I move upstairs. As luck would have it, Dave is also from Minneapolis. Turns out Dave and I have more than one connection. You see, I have something of a gold card in the Beverage Industry of Mlps. While these connections may have no relevance to this position, I’m bursting to tell him about our less than two degrees of separation. I lived next door to some influential people, the Phillips/Farrells. Point taken. We move on. Next comes hockey. He’s from Edina. I’m from Minnetonka. One of the biggest high school hockey rivalries known to mankind. Words escape me when it comes to describing what hockey means to a Minnesotan. Liar’s dice and Brett Favre are irrelevant when it comes to Edina vs. Mtka.

Candidates start filling the room. At some point, I feel like I’m on an episode of Bachelorette. Time for me to leave. I collect my new belongings and say my adieu – I try to share a “secret” find with Dave - he cannot accept gifts. I get it. Another candidate suggests chilling the wine in the chilling MACHINE downstairs and bringing it up to the tasting room. Duh?? Great idea!

A buyer sits at a desk behind this GENIUS chilling machine.

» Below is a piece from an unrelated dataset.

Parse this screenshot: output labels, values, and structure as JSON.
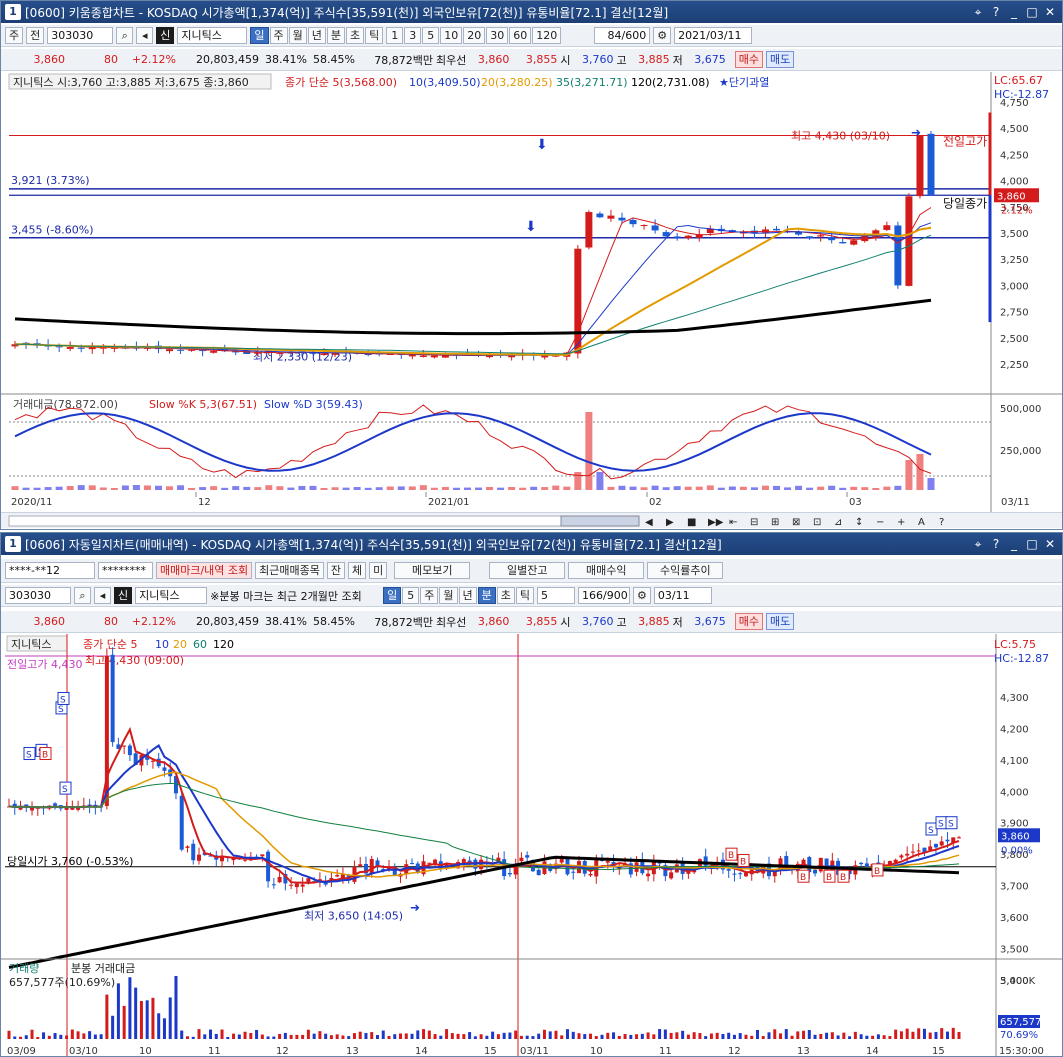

Turns out he is the German buyer. I’ve selected a Washington State Riesling by K Vintners of Walla Walla. He’s impressed with my selection. Winery is sold out. I’ve been all over town, trying to snatch up bottles ( I know Murphy-Goode and this producer are kindred souls. I share the Riesling with Dave and a few of his wine reps. Seems I have a good palate, as the wine is well received. A Russian girl taps the winemaker on the shoulder “excuse me, can I steal you for a minute”? Oh that’s right, I was leaving ...

Dave tries to give me the Hornet’s Cheer as a good-bye. . .

Friday, May 15, 2009

The Office - Venice Beach Wines

Follow me on Facebook or Twitter? What is this office Didi2.0 speaks of? I didn’t know that girl worked? Thought all she did was eat and drink wine? And neurotically snapped photos of food? All of this is true. But, there is sort of a means to ends, she’s on “assignment” right now. That Murphy-Goode job. The one THOUSAAAANds of people applied for. Oh yeah, right. So, what’s this office? It’s Venice Beach Wines ( A place where she spends a lot of time. A place where great ideas are hatched out with an extra fine point sharpie and moleskin notebook. Oh, and the camera of course.

I discovered this place before they had remodeled or started serving food. I was the first person to review VBW on Yelp! Oscar (one of the proprietors) was probably my first friend in the hood. He loved the pizza at Pitfire ( where I worked at the time. We talked food, wine, marketing and branding. Soon enough I traded him half a wheel of black truffle cheese for a half case of a Gewurztraminer from Oregon that I was in love with. I was fast friends with VBW from there on out.

Fast forward six months. . . “The Office” now has food (great food at that), seating and still sells some really great un-discovered wines. The staff is magnificent. And there is always great music. More importantly, Venice Beach Wines has become an integral part of the NoRo (North of Rose) community in Venice. I go there alone frequently. Each time I leave with new friends, business contacts and a totally satiated belly! Bravo VBW!

I hope to entice David Ready Jr here for a glass of wine this week!

Read about Sangria Sundays: